[Items from a dataset]
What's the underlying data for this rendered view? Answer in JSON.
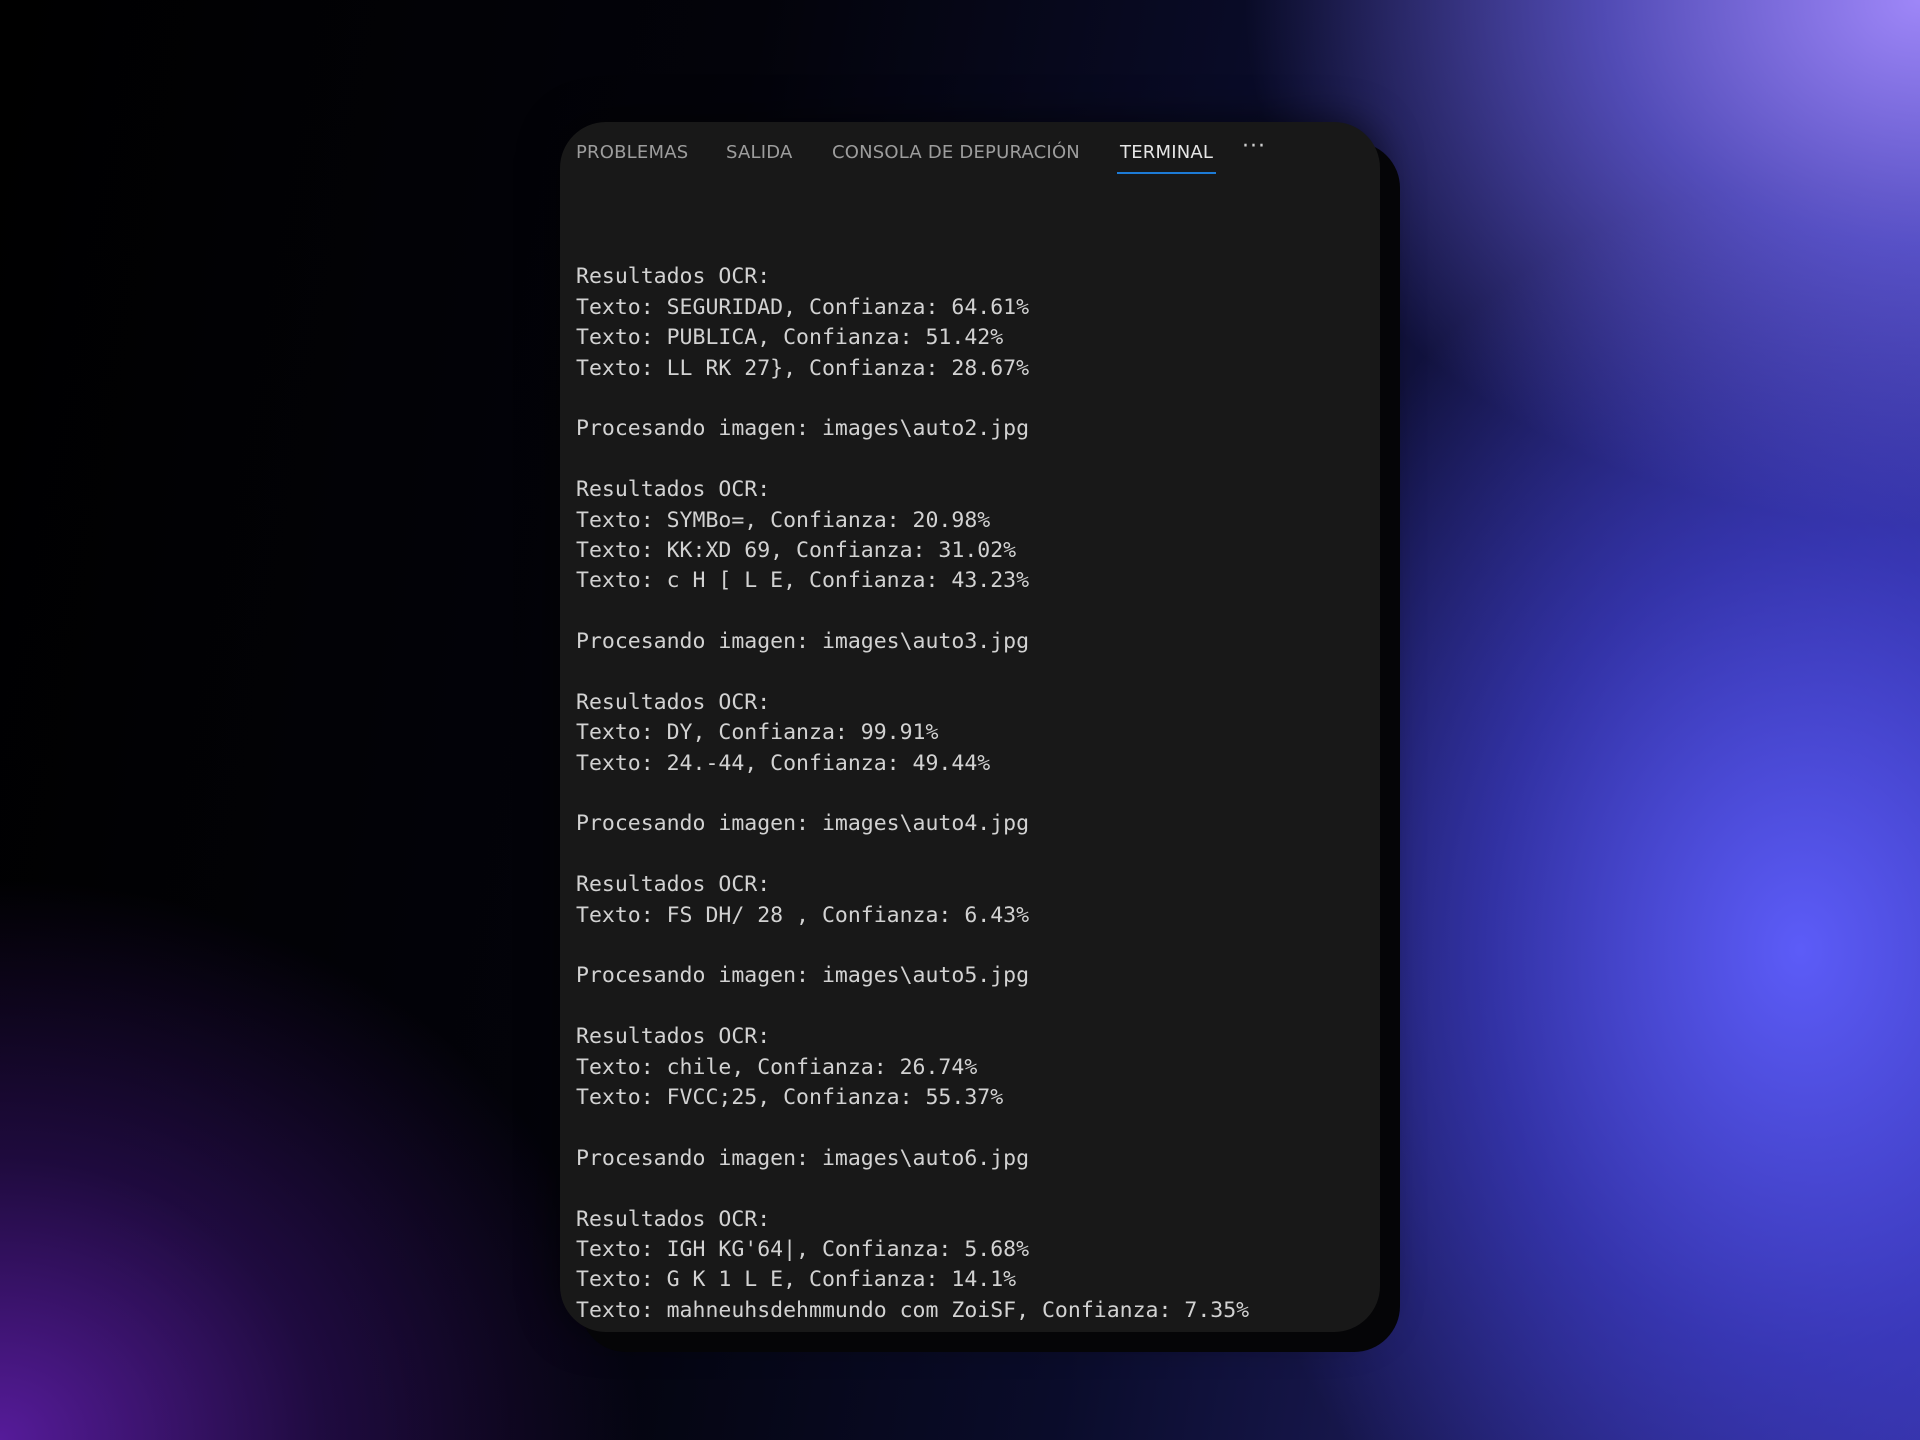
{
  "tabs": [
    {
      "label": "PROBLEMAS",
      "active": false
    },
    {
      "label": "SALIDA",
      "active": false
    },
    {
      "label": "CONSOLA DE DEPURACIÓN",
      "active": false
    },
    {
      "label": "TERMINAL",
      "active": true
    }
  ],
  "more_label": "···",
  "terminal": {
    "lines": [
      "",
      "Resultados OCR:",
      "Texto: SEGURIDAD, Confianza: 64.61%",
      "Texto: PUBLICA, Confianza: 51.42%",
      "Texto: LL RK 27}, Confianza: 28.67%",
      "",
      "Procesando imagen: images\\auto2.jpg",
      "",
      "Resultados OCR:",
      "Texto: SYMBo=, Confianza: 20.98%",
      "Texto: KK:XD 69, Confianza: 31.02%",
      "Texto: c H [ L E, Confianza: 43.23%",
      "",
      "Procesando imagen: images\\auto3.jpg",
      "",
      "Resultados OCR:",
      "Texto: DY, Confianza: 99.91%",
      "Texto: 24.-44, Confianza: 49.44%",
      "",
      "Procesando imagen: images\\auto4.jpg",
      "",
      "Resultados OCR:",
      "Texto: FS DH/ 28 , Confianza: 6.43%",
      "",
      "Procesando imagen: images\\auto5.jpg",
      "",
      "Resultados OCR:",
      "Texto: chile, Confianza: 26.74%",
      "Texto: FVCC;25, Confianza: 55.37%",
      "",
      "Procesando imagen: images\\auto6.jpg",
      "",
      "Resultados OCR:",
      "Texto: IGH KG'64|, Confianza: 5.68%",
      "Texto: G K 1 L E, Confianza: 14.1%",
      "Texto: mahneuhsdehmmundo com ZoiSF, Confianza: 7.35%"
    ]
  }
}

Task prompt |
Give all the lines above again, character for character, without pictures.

Solution to the problem |
What's the underlying data for this rendered view? Answer in JSON.
{
  "tabs": [
    {
      "label": "PROBLEMAS",
      "active": false
    },
    {
      "label": "SALIDA",
      "active": false
    },
    {
      "label": "CONSOLA DE DEPURACIÓN",
      "active": false
    },
    {
      "label": "TERMINAL",
      "active": true
    }
  ],
  "more_label": "···",
  "terminal": {
    "lines": [
      "",
      "Resultados OCR:",
      "Texto: SEGURIDAD, Confianza: 64.61%",
      "Texto: PUBLICA, Confianza: 51.42%",
      "Texto: LL RK 27}, Confianza: 28.67%",
      "",
      "Procesando imagen: images\\auto2.jpg",
      "",
      "Resultados OCR:",
      "Texto: SYMBo=, Confianza: 20.98%",
      "Texto: KK:XD 69, Confianza: 31.02%",
      "Texto: c H [ L E, Confianza: 43.23%",
      "",
      "Procesando imagen: images\\auto3.jpg",
      "",
      "Resultados OCR:",
      "Texto: DY, Confianza: 99.91%",
      "Texto: 24.-44, Confianza: 49.44%",
      "",
      "Procesando imagen: images\\auto4.jpg",
      "",
      "Resultados OCR:",
      "Texto: FS DH/ 28 , Confianza: 6.43%",
      "",
      "Procesando imagen: images\\auto5.jpg",
      "",
      "Resultados OCR:",
      "Texto: chile, Confianza: 26.74%",
      "Texto: FVCC;25, Confianza: 55.37%",
      "",
      "Procesando imagen: images\\auto6.jpg",
      "",
      "Resultados OCR:",
      "Texto: IGH KG'64|, Confianza: 5.68%",
      "Texto: G K 1 L E, Confianza: 14.1%",
      "Texto: mahneuhsdehmmundo com ZoiSF, Confianza: 7.35%"
    ]
  }
}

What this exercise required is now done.